Cajetería Ajpop in Guatemala
Jesús Manuel García and the art of the box
Text/Photos by Hilary Kilpatric
“My favorite part of my work is shaping the pinewood into boxes. I love the feeling of starting out with a simple piece of wood and finishing with a finely crafted box,” explains Jesús Manuel García, leader of the artisan group Cajetería Ajpop.
García was born in a small village in the department of Totonicapán and moved to its capital when he married 30 years ago. “Box making is the work of the men in my wife’s family. I married into the family and represent the fourth generation of the family to do this type of work. When we got married her family taught me how to make the boxes and I decided to dedicate myself to improving the craft and making it more attractive and respected as a form of craftsmanship,” García said.
He learned how to make and paint the boxes from his father-in-law through hours of practice. Originally the boxes were used by people to store documents and, during marriage, for the wife to bring her things from her house to her husband’s house.
Today, thanks to García’s innovations, they are used to store everything from medicine to earrings, to desserts, to clothing and more. Now an expert in the craft, he is teaching his children how to carry on the tradition and become the fifth generation in the Aj Pop family to master this craft.
Today García lives in Totonicapán with is wife Pasquela Aj Pop and two children, Gerson, 24, and Sonia, 23. One of the things that he is most proud of is that he is able to support his family, including providing his children the financial means to receive a college education, through his work as a craftsman.
García himself carries out every step of the process of creating these finely crafted boxes. First he goes into the forests of Totonicapán to collect the pinewood. Then he cleans the pieces and finds the best ones to use for his boxes. Next he cuts the wood into very thin pieces using his machete. From these thin pieces he selects the ones that he is able to bend and forms them into boxes. He uses the other pieces to create a line of wooden toys for children.
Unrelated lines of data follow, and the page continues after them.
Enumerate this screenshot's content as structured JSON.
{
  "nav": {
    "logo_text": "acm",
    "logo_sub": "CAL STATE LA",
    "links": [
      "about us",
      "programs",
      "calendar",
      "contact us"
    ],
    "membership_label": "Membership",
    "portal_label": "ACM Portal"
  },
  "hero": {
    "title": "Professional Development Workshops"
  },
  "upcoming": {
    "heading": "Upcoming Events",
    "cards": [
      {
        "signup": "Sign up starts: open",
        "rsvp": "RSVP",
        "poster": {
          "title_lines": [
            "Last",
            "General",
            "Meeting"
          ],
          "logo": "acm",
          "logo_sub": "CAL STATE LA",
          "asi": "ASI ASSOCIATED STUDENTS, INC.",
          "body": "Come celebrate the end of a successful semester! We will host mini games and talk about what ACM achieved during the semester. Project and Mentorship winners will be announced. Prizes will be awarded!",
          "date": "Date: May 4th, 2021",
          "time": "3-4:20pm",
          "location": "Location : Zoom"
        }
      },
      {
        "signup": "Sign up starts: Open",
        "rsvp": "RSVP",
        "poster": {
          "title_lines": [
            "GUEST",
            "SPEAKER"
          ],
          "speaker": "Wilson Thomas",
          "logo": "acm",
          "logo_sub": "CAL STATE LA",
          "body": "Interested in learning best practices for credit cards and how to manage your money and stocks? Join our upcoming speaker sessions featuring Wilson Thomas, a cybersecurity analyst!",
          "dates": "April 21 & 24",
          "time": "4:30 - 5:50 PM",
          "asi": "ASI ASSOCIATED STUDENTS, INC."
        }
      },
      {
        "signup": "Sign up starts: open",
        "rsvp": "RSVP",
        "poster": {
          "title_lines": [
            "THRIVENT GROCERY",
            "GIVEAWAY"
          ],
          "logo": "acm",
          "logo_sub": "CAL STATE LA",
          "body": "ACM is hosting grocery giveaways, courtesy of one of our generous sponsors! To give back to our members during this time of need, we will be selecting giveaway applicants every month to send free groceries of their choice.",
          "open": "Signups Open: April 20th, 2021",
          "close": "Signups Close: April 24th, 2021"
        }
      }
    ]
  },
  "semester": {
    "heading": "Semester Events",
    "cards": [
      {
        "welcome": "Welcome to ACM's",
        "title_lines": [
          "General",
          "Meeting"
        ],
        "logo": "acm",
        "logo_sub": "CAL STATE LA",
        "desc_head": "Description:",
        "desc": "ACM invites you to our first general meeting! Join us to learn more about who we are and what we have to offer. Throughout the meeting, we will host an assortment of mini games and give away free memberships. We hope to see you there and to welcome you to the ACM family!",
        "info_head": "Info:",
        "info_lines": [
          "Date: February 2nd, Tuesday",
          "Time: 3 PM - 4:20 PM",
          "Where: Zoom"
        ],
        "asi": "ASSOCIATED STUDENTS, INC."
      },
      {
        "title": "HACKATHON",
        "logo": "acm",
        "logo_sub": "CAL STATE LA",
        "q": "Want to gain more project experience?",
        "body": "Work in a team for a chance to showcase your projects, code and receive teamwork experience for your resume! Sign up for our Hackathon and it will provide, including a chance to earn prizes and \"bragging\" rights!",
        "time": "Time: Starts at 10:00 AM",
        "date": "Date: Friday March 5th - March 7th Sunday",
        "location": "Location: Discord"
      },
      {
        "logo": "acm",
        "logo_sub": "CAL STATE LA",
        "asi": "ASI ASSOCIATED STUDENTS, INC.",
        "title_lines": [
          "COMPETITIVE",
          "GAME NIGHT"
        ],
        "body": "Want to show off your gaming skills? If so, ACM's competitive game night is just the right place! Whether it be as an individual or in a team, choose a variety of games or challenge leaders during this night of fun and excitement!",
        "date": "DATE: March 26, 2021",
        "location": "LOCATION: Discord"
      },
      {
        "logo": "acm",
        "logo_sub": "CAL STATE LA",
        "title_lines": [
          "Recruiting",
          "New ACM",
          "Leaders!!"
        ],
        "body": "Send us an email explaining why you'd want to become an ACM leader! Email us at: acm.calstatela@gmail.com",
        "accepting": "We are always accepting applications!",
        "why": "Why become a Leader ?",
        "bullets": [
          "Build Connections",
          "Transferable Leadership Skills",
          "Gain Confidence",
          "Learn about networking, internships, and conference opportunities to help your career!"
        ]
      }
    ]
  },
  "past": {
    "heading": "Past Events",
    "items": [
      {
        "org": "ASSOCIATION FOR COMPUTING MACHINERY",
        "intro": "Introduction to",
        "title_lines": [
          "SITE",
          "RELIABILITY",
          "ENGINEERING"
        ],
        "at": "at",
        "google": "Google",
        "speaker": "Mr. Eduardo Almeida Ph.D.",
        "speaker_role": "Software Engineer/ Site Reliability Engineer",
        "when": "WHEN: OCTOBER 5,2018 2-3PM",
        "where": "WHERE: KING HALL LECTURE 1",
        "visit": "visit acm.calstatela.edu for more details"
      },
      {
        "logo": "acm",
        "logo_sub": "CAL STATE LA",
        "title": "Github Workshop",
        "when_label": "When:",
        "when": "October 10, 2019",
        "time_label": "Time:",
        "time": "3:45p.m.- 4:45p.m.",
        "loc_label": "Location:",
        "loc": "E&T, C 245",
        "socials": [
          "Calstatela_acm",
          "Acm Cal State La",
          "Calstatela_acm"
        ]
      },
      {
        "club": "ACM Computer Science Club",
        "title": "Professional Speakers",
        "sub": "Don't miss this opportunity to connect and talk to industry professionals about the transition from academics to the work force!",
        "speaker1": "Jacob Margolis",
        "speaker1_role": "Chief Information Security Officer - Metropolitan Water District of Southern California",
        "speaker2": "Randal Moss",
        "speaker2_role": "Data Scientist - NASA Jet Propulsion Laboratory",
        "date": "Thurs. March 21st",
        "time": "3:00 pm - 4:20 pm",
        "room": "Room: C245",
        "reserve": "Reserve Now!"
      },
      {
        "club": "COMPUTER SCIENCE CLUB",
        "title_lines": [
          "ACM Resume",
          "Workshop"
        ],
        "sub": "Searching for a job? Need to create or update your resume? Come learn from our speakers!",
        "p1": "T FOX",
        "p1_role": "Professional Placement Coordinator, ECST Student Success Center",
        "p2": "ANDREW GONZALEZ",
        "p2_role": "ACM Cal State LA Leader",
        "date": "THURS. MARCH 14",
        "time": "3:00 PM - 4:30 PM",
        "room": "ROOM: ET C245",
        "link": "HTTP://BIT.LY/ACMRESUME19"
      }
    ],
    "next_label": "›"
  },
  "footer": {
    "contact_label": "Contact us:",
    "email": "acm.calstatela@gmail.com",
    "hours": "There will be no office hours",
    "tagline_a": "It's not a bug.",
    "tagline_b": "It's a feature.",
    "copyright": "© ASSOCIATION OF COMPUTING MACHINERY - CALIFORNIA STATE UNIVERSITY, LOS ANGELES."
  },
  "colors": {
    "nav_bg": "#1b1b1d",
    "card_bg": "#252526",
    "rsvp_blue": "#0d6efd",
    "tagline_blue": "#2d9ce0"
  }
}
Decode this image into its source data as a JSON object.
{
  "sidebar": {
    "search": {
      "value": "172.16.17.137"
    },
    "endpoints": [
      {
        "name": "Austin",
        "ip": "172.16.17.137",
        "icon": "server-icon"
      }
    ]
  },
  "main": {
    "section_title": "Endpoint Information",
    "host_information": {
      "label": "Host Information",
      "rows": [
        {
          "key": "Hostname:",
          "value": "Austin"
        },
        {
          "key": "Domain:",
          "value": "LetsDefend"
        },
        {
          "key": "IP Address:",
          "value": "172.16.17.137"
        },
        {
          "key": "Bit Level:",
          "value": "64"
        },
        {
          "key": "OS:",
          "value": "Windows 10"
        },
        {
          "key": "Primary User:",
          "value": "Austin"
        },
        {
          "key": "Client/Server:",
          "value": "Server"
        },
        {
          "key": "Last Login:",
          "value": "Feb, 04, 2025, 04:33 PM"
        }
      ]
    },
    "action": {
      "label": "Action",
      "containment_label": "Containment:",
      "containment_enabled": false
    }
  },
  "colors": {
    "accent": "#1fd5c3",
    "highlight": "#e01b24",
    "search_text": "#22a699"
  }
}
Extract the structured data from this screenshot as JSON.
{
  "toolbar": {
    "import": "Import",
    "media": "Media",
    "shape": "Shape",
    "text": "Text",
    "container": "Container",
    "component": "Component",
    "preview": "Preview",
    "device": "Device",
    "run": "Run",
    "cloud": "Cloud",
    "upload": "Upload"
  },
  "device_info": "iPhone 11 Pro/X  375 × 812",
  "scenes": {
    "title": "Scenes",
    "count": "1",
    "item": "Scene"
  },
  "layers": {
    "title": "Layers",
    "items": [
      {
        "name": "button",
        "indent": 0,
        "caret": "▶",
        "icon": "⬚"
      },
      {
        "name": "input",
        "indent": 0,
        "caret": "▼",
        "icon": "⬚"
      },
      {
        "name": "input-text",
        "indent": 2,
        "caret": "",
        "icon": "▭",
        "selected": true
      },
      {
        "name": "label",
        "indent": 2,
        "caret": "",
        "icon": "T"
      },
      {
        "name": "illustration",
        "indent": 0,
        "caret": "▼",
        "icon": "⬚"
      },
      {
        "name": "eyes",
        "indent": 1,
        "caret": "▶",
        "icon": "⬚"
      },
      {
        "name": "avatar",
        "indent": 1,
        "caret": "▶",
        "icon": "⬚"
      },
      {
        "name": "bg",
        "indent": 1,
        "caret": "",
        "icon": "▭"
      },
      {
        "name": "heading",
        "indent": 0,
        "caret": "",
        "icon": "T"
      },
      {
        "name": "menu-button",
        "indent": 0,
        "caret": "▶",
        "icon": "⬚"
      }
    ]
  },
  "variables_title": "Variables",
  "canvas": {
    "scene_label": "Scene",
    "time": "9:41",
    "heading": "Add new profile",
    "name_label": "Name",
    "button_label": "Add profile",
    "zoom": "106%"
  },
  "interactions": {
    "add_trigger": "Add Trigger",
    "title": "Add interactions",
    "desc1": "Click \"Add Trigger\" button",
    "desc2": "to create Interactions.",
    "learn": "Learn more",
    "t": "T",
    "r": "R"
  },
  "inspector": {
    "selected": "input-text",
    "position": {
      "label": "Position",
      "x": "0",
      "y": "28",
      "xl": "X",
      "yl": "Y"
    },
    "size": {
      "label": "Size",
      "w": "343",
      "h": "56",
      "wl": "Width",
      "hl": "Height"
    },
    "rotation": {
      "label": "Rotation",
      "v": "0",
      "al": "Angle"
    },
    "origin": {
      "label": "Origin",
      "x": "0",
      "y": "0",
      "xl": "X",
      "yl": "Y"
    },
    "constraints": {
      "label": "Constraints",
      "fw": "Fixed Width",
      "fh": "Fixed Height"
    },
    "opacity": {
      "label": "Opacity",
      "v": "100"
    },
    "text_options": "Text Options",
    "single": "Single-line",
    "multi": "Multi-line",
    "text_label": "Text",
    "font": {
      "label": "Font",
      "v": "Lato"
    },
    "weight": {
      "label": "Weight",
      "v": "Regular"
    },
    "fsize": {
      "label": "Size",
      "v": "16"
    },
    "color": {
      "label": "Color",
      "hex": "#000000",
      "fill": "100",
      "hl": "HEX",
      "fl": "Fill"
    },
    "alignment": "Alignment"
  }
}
Once he has the box, he envisions a design, paints it, and brings the box to life.
As he looks to the future, García has a dream: “My dream is to be invited to show my work in another country, so that more people can get to know my craft.”
Products made by Jesús Manuel García can be found in La Antigua Guatemala at Casa de los Gigantes, 7a calle oriente #18, across the street from the San Francisco Church.